A federal magistrate has voided policies of the Social Security Administration that deny benefits to the survivors of some gay marriages.
In a precedent-setting decision, Bruce Macdonald said it was wrong for the government to conclude that Michael Ely did not meet the legal requirements to be considered the legal survivor of James A. Taylor.
Macdonald acknowledged that the policy requires that couples have been married for at least nine months for the survivor to get benefits. And that was not the case here, as Taylor died within six months of their wedding.
But the judge said that Ely was legally precluded from marrying Taylor in Arizona until October 2014 when a federal judge voided the state’s ban on same-sex nuptials. They wed the following month, with Taylor dying six months later.
And Macdonald said the government cannot use that unconstitutional ban to now penalize Ely.
“The unconstitutional infringement on Mr. Ely and Mr. Taylor’s fundamental right to marriage is now being perpetuated further by the denial of Mr. Ely to obtain survivor’s benefits,” the judge wrote.
Ely, in a prepared statement, said he was gratified that the court recognized the 43 years he and Taylor were together “rather than looking only at the date on a marriage certificate that we were denied for most of our lives.”
“We got married as soon as the law permitted,” he said. “My husband paid into Social Security with every paycheck, and I know he can rest easier now knowing that I, at last, will start receiving the same benefits as other widowers.”
But Macdonald did more than just order the Social Security Administration to provide benefits for Ely, retroactive to when he should have gotten them in the first place. He enjoined the government from denying benefits to others, anywhere in the country, in the same position.
The new ruling does not help those who never got a chance to marry because of the ban on same-sex marriages.
But Peter Renn, an attorney with Lambda Legal, which handled this case, said there is a separate lawsuit pending asking a federal court to issue a similar ruling, requiring Social Security to determine whether there are “objective indicia” of a committed relationship.
According to court records, Ely and Taylor had been together for decades, even having a commitment ceremony in 2007, 36 years after they had been living together, as they were not legally permitted to wed.
Only in 2014, after Taylor was diagnosed with cancer — and a month after Arizona’s ban on same-sex marriage was declared invalid — did the pair legally marry in a small ceremony at Pima County Superior Court.
“Sadly, six months later, Mr. Ely was checking the ‘widow’ box,” Macdonald wrote. “Despite his best effort, Mr. Taylor did not live to see their first anniversary.”
The judge said that after the couple married they worked to put their home in both of their names, subsequently transferring everything to Ely.
“During Mr. Taylor’s illness, Mr. Ely would care for him,” Macdonald wrote. “Mr. Ely described Mr. Taylor as not having a fear of dying but rather being concerned about Mr. Ely’s well-being after his death.”
But when Ely applied for survivor benefits, the agency turned him down.
At the heart of the legal issue are provisions in the Social Security Act that provide widow’s and widower’s insurance benefits.
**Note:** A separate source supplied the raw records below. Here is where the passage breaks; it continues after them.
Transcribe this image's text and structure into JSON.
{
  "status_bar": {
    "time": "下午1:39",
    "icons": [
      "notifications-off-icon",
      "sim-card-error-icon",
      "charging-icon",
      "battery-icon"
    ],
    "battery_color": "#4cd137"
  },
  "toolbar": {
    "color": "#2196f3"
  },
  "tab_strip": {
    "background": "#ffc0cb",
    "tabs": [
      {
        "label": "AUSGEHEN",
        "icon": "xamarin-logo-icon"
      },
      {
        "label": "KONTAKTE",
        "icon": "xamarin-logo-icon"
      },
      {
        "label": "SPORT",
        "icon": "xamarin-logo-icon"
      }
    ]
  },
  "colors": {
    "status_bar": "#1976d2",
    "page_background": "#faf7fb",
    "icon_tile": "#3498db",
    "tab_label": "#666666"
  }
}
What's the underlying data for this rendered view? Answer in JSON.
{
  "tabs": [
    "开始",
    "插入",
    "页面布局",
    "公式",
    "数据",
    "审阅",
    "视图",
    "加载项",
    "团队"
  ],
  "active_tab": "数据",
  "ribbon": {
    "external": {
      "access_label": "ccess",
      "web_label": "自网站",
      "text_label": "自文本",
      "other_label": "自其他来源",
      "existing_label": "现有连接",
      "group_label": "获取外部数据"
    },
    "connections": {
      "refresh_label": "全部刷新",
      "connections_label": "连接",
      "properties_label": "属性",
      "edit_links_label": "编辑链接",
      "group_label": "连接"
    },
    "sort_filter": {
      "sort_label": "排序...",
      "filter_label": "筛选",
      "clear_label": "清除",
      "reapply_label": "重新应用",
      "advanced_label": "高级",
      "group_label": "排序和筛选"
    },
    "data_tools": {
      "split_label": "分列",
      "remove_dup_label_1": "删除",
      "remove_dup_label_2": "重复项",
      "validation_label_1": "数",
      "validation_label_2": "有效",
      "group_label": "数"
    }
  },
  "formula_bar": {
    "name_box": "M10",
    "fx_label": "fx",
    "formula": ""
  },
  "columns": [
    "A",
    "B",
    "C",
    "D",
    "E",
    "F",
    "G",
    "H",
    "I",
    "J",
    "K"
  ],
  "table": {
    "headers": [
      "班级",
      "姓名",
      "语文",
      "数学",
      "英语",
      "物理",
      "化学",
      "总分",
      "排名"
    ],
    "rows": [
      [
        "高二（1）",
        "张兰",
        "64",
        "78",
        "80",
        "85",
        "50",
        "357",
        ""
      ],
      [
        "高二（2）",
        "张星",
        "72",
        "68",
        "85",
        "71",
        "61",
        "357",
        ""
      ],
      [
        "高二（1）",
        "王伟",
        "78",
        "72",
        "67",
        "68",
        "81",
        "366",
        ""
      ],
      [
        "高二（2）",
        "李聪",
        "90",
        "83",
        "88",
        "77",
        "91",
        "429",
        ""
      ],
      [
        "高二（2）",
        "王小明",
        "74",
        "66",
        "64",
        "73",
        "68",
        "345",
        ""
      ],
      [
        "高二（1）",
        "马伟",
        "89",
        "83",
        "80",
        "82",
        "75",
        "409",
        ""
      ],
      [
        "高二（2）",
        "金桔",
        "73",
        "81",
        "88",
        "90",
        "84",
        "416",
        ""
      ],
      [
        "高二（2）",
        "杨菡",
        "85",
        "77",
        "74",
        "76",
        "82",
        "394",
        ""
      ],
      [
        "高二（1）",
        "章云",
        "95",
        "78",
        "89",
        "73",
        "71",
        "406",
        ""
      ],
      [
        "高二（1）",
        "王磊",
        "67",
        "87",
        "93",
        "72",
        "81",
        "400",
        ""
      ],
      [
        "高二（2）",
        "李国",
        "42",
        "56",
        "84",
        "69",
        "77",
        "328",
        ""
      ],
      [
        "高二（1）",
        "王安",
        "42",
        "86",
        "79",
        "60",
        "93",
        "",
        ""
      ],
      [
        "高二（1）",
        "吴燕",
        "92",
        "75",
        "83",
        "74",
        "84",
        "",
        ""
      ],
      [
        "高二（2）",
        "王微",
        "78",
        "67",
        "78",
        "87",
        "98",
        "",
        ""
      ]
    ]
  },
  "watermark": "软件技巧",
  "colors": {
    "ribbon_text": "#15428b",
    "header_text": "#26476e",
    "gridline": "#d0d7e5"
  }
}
These allow a surviving spouse to collect a monthly stipend based on the wages and self-employment income of the deceased spouse. Those benefits begin at age 60.
But the law also says that, subject to various exceptions, a couple must have been married for “a period of not less than nine months” in order for a surviving spouse to qualify.
Macdonald acknowledged that the law was built to avoid people getting married not for the traditional reasons “but instead to enable one spouse to claim benefits upon the anticipated early death of the wage earner.”
There are exceptions to the nine-month rule when a spouse is in the military and dies during active duty, cases where the same couple had been married, divorced and remarried for less than nine months, and issues related to people who stayed married to a former spouse who had been institutionalized.
Macdonald noted there was a 2013 U.S. Supreme Court decision requiring the federal government to recognize same-sex marriages.
But even then, the Social Security Administration concluded that they would decide on a couple’s marital status depending on what the law was in each state. And the Arizona ruling did not come until the following year.
Based on that, attorneys for the government argued to Macdonald that it had done nothing wrong and that the decision to deny benefits to Ely was based not on Arizona laws nor because of his sexual orientation. Instead, they said they were simply following the “facially neutral criteria” that requires a marriage to have lasted at least nine months.
Macdonald said the reasons the government used to deny benefits are irrelevant.
“Because the duration of marriage requirement is based on an unconstitutional Arizona law, it cannot withstand scrutiny at any level,” he wrote.
Renn said he did not know how many people nationwide will be affected by the ruling.